Entries taken from a collection:
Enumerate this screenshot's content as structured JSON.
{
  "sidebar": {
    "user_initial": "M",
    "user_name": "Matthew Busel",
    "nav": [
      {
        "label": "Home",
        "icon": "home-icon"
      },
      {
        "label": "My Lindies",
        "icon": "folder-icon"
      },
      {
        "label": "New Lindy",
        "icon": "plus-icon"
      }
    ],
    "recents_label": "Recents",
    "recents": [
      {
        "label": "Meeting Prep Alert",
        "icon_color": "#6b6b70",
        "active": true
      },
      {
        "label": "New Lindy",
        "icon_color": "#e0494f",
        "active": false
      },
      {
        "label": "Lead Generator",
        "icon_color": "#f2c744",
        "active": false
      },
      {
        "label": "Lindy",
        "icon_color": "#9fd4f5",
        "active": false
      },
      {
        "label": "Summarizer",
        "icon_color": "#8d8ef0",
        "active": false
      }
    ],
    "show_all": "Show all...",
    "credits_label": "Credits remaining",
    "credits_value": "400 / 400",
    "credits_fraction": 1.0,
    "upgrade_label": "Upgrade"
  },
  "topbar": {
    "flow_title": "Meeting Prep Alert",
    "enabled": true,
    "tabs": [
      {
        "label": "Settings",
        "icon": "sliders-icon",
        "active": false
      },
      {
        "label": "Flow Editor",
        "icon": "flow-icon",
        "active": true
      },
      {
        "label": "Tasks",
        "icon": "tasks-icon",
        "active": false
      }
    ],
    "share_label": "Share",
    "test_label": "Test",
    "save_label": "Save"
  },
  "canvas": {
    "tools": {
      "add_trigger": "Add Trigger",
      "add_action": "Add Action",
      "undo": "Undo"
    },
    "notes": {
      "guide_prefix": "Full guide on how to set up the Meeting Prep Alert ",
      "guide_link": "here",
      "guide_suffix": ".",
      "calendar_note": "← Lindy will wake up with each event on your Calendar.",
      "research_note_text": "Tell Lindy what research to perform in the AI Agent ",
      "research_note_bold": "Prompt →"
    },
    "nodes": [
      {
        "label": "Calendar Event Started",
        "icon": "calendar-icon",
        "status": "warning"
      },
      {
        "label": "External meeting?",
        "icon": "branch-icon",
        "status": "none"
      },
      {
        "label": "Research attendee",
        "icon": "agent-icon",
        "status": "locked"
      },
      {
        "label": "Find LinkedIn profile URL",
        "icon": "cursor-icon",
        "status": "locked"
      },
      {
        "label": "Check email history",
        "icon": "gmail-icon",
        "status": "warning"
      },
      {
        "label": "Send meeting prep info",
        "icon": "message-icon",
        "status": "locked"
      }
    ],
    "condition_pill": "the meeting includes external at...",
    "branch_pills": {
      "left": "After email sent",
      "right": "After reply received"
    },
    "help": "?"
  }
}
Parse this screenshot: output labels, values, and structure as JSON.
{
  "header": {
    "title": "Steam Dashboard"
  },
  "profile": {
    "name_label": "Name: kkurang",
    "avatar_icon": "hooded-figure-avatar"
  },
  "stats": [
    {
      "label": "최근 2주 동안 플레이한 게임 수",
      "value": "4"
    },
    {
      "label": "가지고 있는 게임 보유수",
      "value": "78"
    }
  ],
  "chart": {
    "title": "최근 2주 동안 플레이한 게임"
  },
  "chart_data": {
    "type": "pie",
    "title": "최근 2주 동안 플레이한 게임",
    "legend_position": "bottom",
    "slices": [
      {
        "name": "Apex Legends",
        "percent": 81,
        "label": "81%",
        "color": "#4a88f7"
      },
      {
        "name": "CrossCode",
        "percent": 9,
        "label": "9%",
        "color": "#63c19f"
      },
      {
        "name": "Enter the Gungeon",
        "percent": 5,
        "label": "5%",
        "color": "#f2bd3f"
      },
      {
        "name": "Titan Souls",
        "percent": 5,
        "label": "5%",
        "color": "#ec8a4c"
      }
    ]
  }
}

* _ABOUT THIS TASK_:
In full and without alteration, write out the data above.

* _RESPONSE TO THIS TASK_:
Enumerate this screenshot's content as structured JSON.
{
  "sidebar": {
    "user_initial": "M",
    "user_name": "Matthew Busel",
    "nav": [
      {
        "label": "Home",
        "icon": "home-icon"
      },
      {
        "label": "My Lindies",
        "icon": "folder-icon"
      },
      {
        "label": "New Lindy",
        "icon": "plus-icon"
      }
    ],
    "recents_label": "Recents",
    "recents": [
      {
        "label": "Meeting Prep Alert",
        "icon_color": "#6b6b70",
        "active": true
      },
      {
        "label": "New Lindy",
        "icon_color": "#e0494f",
        "active": false
      },
      {
        "label": "Lead Generator",
        "icon_color": "#f2c744",
        "active": false
      },
      {
        "label": "Lindy",
        "icon_color": "#9fd4f5",
        "active": false
      },
      {
        "label": "Summarizer",
        "icon_color": "#8d8ef0",
        "active": false
      }
    ],
    "show_all": "Show all...",
    "credits_label": "Credits remaining",
    "credits_value": "400 / 400",
    "credits_fraction": 1.0,
    "upgrade_label": "Upgrade"
  },
  "topbar": {
    "flow_title": "Meeting Prep Alert",
    "enabled": true,
    "tabs": [
      {
        "label": "Settings",
        "icon": "sliders-icon",
        "active": false
      },
      {
        "label": "Flow Editor",
        "icon": "flow-icon",
        "active": true
      },
      {
        "label": "Tasks",
        "icon": "tasks-icon",
        "active": false
      }
    ],
    "share_label": "Share",
    "test_label": "Test",
    "save_label": "Save"
  },
  "canvas": {
    "tools": {
      "add_trigger": "Add Trigger",
      "add_action": "Add Action",
      "undo": "Undo"
    },
    "notes": {
      "guide_prefix": "Full guide on how to set up the Meeting Prep Alert ",
      "guide_link": "here",
      "guide_suffix": ".",
      "calendar_note": "← Lindy will wake up with each event on your Calendar.",
      "research_note_text": "Tell Lindy what research to perform in the AI Agent ",
      "research_note_bold": "Prompt →"
    },
    "nodes": [
      {
        "label": "Calendar Event Started",
        "icon": "calendar-icon",
        "status": "warning"
      },
      {
        "label": "External meeting?",
        "icon": "branch-icon",
        "status": "none"
      },
      {
        "label": "Research attendee",
        "icon": "agent-icon",
        "status": "locked"
      },
      {
        "label": "Find LinkedIn profile URL",
        "icon": "cursor-icon",
        "status": "locked"
      },
      {
        "label": "Check email history",
        "icon": "gmail-icon",
        "status": "warning"
      },
      {
        "label": "Send meeting prep info",
        "icon": "message-icon",
        "status": "locked"
      }
    ],
    "condition_pill": "the meeting includes external at...",
    "branch_pills": {
      "left": "After email sent",
      "right": "After reply received"
    },
    "help": "?"
  }
}
Parse this screenshot: output labels, values, and structure as JSON.
{
  "header": {
    "title": "Steam Dashboard"
  },
  "profile": {
    "name_label": "Name: kkurang",
    "avatar_icon": "hooded-figure-avatar"
  },
  "stats": [
    {
      "label": "최근 2주 동안 플레이한 게임 수",
      "value": "4"
    },
    {
      "label": "가지고 있는 게임 보유수",
      "value": "78"
    }
  ],
  "chart": {
    "title": "최근 2주 동안 플레이한 게임"
  },
  "chart_data": {
    "type": "pie",
    "title": "최근 2주 동안 플레이한 게임",
    "legend_position": "bottom",
    "slices": [
      {
        "name": "Apex Legends",
        "percent": 81,
        "label": "81%",
        "color": "#4a88f7"
      },
      {
        "name": "CrossCode",
        "percent": 9,
        "label": "9%",
        "color": "#63c19f"
      },
      {
        "name": "Enter the Gungeon",
        "percent": 5,
        "label": "5%",
        "color": "#f2bd3f"
      },
      {
        "name": "Titan Souls",
        "percent": 5,
        "label": "5%",
        "color": "#ec8a4c"
      }
    ]
  }
}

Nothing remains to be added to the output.